I recently lambasted AA Gill over on the Daily Duck, but this week he wrote two eminently sensible things in his TV review column for the Sunday Times.
Gill - an incorrigible contrarian - hates everything of course, but by the law of averages he's sometimes right. I was going to post about his thoughts on The Great Global Warming Swindle, but I find that McCabism has beaten me to it. However, his critique of another incorrigible contrarian, the Younger Hitchens, is also spot on:

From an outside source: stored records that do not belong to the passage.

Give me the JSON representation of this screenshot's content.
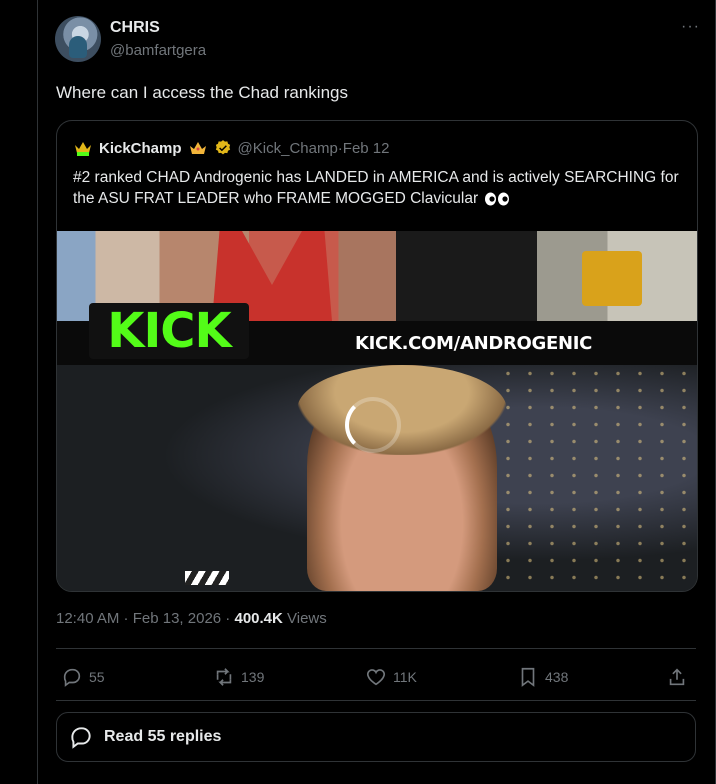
{
  "author": {
    "name": "CHRIS",
    "handle": "@bamfartgera"
  },
  "more_label": "···",
  "tweet_text": "Where can I access the Chad rankings",
  "quote": {
    "name": "KickChamp",
    "handle": "@Kick_Champ",
    "separator": " · ",
    "date": "Feb 12",
    "text": "#2 ranked CHAD Androgenic has LANDED in AMERICA and is actively SEARCHING for the ASU FRAT LEADER who FRAME MOGGED Clavicular",
    "media": {
      "logo_text": "KICK",
      "url_text": "KICK.COM/ANDROGENIC"
    },
    "verified_color": "#e2b719"
  },
  "meta": {
    "time": "12:40 AM",
    "sep1": " · ",
    "date": "Feb 13, 2026",
    "sep2": " · ",
    "views": "400.4K",
    "views_label": " Views"
  },
  "actions": {
    "replies": "55",
    "reposts": "139",
    "likes": "11K",
    "bookmarks": "438"
  },
  "read_replies_label": "Read 55 replies",
  "colors": {
    "background": "#000000",
    "text": "#e7e9ea",
    "secondary": "#71767b",
    "border": "#2f3336",
    "kick_green": "#53fc18"
  }
}
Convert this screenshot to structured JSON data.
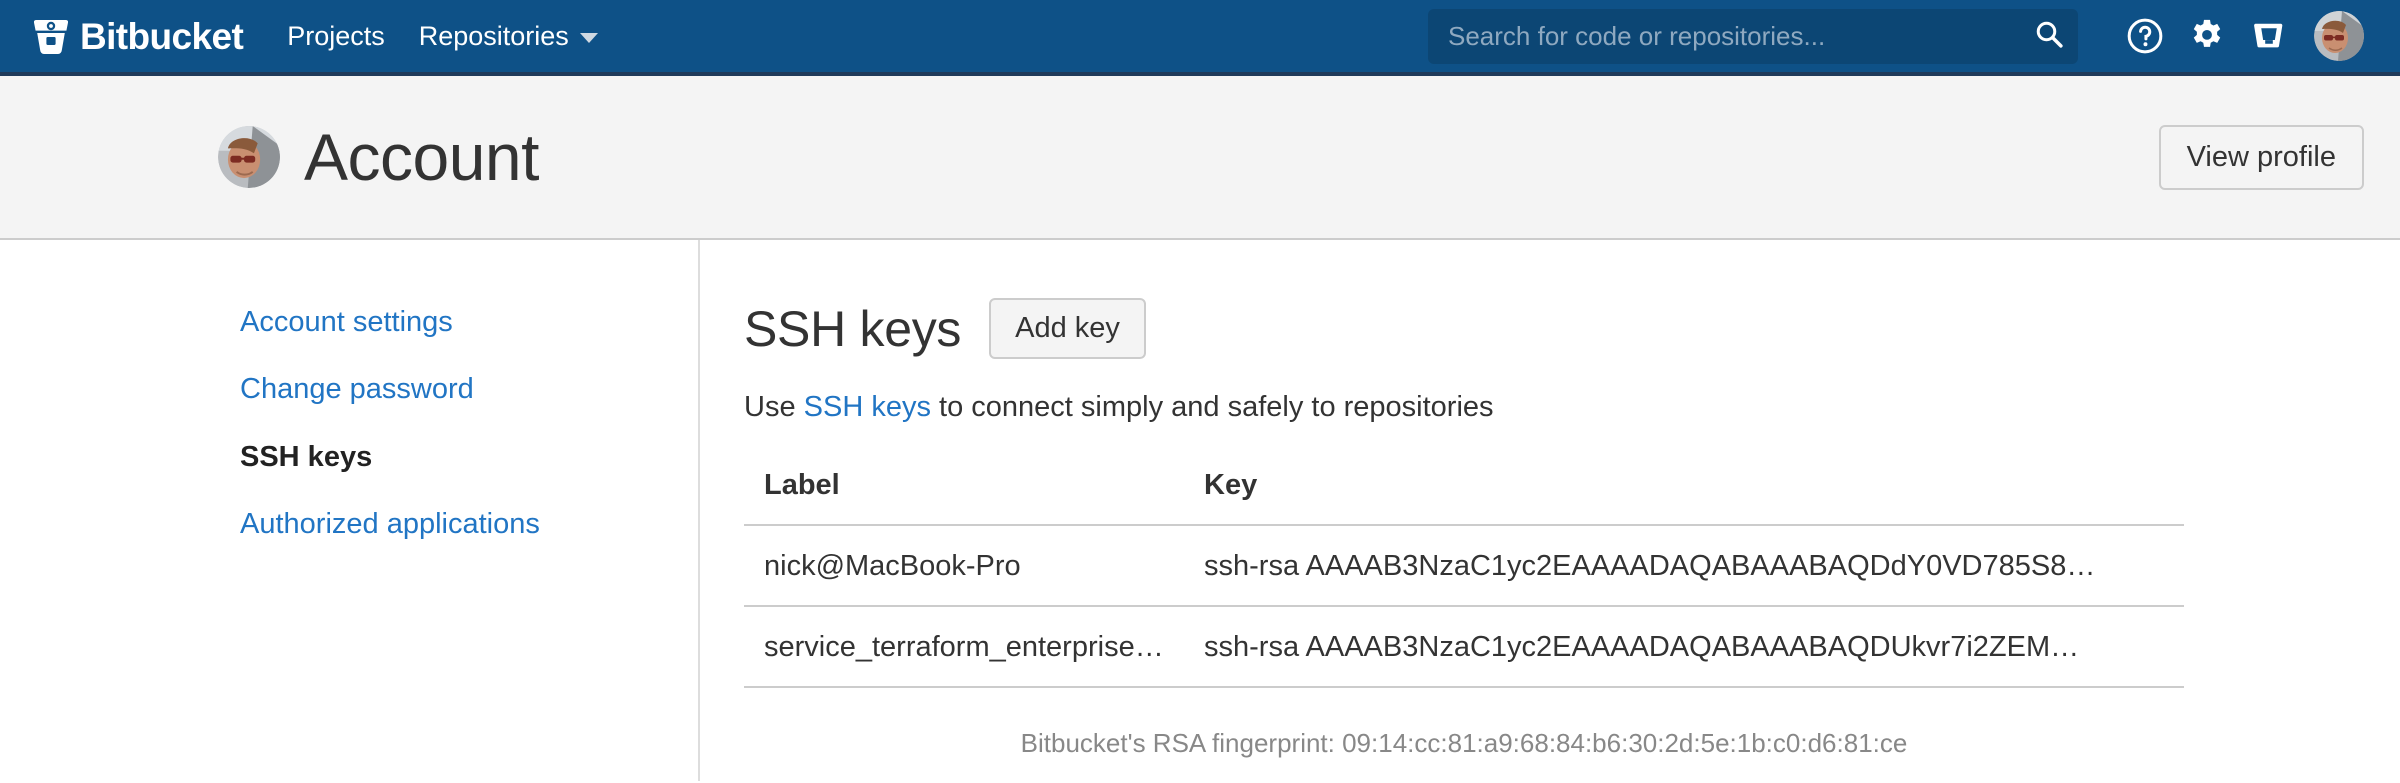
{
  "nav": {
    "brand": "Bitbucket",
    "brand_logo_icon": "bitbucket-logo-icon",
    "links": [
      {
        "label": "Projects",
        "has_caret": false
      },
      {
        "label": "Repositories",
        "has_caret": true
      }
    ],
    "search": {
      "placeholder": "Search for code or repositories...",
      "value": "",
      "icon": "search-icon"
    },
    "icons": [
      {
        "name": "help-icon",
        "glyph": "question-circle"
      },
      {
        "name": "settings-gear-icon",
        "glyph": "gear"
      },
      {
        "name": "inbox-tray-icon",
        "glyph": "tray"
      }
    ],
    "avatar_icon": "user-avatar-icon",
    "background_color": "#0e5187",
    "search_background_color": "#0c4674"
  },
  "header": {
    "avatar_icon": "profile-avatar-icon",
    "title": "Account",
    "view_profile_label": "View profile",
    "background_color": "#f4f4f4"
  },
  "sidebar": {
    "items": [
      {
        "label": "Account settings",
        "active": false
      },
      {
        "label": "Change password",
        "active": false
      },
      {
        "label": "SSH keys",
        "active": true
      },
      {
        "label": "Authorized applications",
        "active": false
      }
    ],
    "link_color": "#2175c4"
  },
  "main": {
    "section_title": "SSH keys",
    "add_key_label": "Add key",
    "lede": {
      "prefix": "Use ",
      "link_text": "SSH keys",
      "suffix": " to connect simply and safely to repositories"
    },
    "table": {
      "columns": [
        "Label",
        "Key"
      ],
      "rows": [
        {
          "label": "nick@MacBook-Pro",
          "key": "ssh-rsa AAAAB3NzaC1yc2EAAAADAQABAAABAQDdY0VD785S8…"
        },
        {
          "label": "service_terraform_enterprise…",
          "key": "ssh-rsa AAAAB3NzaC1yc2EAAAADAQABAAABAQDUkvr7i2ZEM…"
        }
      ]
    },
    "fingerprint": "Bitbucket's RSA fingerprint: 09:14:cc:81:a9:68:84:b6:30:2d:5e:1b:c0:d6:81:ce"
  }
}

George Monbiot turned up in Peter Hitchens’s splenetic rant about David Cameron and the Conservatives, Cameron — Toff at the Top (Monday, C4). Seeing Monbiot and Hitchens together reminded me of those animal photos, beloved of the tabloids, where Alsatians marry ducks and tigers cohabit with goats. Among journalists, Hitchens is fondly known by the nickname Bonkers. He’s called Bonkers Hitchens because he is raving bonkers, in a way that sells papers but makes him very annoying to sit next to on long flights. I’ve covered elections with him and seen him chase cars like an incensed border collie.
His thesis is that Cameron is nothing but a filthy upper-class prat. He revealed this as if it was a well-guarded secret. Cameron, he insisted, as is the wont of his elitist privileged class, had taken the good old working-class Tory party and made it an annex of the smug, snobbish Labour party, thereby running together Magna Carta, habeas corpus and the rules of Association Football, thus destroying democracy as we understand it. The great thing about Hitchens is that he never disappoints. Blissfully, he is utterly bereft of self-irony. For Bonkers there was nothing remotely odd or absurdly hilarious about hating the Conservative party for having Eton-educated, upper-class boys in it. Hitchens should be encouraged to do more. He’s like a lost biblical character from The Life of Brian.